"THESE dimensions of our crisis tell plainly the structural nature of our problem. This is the torment of our powerlessness."
This might be your first encounter with this quoted piece of writing.
The agony at its heart might speak to many.
Maybe you can ignore it, with an inclination to tell people to 'get over it'.
The quote is from the "Uluru statement from the heart".
In its entirety, the piece packs a swift, powerful, punch.
It only briefly mentions the immeasurable impact of incarceration rates and the removal of children.
But it's heart beat is palpable.
"This cannot be because we have no love for them," it reads.
It's a stunning full-stop at the end of a process which brought together the aspirations of Indigenous communities throughout the land.
But it is just a beginning as well.
It is addressed as an invitation to all Australians to walk together, acknowledge the crisis, end the torment.
It calls for an Indigenous voice to inform the federal parliament on decisions affecting first nations' people, which requires constitutional change.
And it calls for treaty and truth-telling about this history of this continent.
The statement is only two years old, its requests were informed and its vision was clear: a fuller expression of "Australia's nationhood".
"When we have power over our destiny our children will flourish.
They will walk in two worlds and their culture will be a gift to their country."
The statement is only two years old, but the government leaders of the day received it with a political timidness which could very well be the truth of their legacy.
The theme for this year's National Reconciliation Week is "grounded in truth walk together with courage".
Weeks such as these are crucial in fostering positive attitudes and real steps towards change.
Events have been held across the Riverina to support Reconciliation Week and impart the intended message.

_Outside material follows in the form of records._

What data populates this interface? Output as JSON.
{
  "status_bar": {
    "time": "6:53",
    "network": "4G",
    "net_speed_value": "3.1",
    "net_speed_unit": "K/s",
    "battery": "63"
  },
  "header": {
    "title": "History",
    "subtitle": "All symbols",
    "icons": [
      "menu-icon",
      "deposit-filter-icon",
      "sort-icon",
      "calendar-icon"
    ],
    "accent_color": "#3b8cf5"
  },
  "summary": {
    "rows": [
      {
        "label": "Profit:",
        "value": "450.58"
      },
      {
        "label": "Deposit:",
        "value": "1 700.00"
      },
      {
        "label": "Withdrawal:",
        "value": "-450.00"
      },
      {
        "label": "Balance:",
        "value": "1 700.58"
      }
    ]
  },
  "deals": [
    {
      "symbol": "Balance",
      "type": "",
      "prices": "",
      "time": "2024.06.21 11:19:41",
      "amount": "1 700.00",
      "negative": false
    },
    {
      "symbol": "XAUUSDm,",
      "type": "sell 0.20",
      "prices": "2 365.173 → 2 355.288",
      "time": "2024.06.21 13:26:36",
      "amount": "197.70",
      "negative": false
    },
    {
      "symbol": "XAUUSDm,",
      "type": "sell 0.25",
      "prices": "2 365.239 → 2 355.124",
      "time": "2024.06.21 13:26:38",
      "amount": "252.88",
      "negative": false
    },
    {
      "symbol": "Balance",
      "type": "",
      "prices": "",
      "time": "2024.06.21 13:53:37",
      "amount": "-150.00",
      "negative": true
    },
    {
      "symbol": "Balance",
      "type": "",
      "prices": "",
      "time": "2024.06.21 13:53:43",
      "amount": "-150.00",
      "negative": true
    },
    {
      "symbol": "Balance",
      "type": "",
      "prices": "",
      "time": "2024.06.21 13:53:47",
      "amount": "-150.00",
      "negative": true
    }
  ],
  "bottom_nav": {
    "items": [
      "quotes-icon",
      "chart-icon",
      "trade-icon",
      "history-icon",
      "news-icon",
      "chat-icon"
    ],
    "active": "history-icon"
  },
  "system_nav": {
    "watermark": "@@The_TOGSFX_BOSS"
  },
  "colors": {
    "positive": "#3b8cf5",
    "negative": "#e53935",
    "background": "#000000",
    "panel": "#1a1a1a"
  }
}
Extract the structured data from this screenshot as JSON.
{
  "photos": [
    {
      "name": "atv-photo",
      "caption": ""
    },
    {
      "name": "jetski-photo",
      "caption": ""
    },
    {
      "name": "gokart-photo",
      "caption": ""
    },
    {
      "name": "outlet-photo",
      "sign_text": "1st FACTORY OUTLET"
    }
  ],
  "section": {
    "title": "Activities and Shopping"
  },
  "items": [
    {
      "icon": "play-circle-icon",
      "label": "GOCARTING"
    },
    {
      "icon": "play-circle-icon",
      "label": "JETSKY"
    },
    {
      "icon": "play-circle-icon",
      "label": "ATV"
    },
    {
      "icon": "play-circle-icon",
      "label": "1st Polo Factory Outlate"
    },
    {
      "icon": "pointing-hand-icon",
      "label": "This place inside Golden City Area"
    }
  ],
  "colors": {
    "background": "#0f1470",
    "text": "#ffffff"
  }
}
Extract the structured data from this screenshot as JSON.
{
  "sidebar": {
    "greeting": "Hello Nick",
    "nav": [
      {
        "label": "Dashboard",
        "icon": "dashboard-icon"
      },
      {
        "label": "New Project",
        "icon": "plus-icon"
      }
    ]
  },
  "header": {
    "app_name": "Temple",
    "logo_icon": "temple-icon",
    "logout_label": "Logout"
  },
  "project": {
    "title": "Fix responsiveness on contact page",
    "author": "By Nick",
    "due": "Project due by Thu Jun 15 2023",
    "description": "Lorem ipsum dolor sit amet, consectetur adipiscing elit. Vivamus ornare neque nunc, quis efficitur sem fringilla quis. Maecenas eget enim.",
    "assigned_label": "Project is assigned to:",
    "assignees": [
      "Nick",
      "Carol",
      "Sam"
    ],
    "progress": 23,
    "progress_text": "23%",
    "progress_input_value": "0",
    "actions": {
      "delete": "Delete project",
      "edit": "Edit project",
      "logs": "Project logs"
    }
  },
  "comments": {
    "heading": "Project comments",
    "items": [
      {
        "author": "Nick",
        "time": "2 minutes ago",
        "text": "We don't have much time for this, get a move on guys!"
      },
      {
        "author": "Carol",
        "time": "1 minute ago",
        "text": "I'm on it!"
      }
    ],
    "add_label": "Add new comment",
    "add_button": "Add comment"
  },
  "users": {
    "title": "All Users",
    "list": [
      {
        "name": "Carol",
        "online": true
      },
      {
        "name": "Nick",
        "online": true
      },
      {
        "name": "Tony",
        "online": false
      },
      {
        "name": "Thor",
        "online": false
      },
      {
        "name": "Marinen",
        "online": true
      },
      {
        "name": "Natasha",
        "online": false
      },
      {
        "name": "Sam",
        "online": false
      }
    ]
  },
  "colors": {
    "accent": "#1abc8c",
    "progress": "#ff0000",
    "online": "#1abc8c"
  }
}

The next steps will take courage, but like anything a challenging action is rewarded.
The reward is the embrace of the the full human history of the land.
A history we should never get over.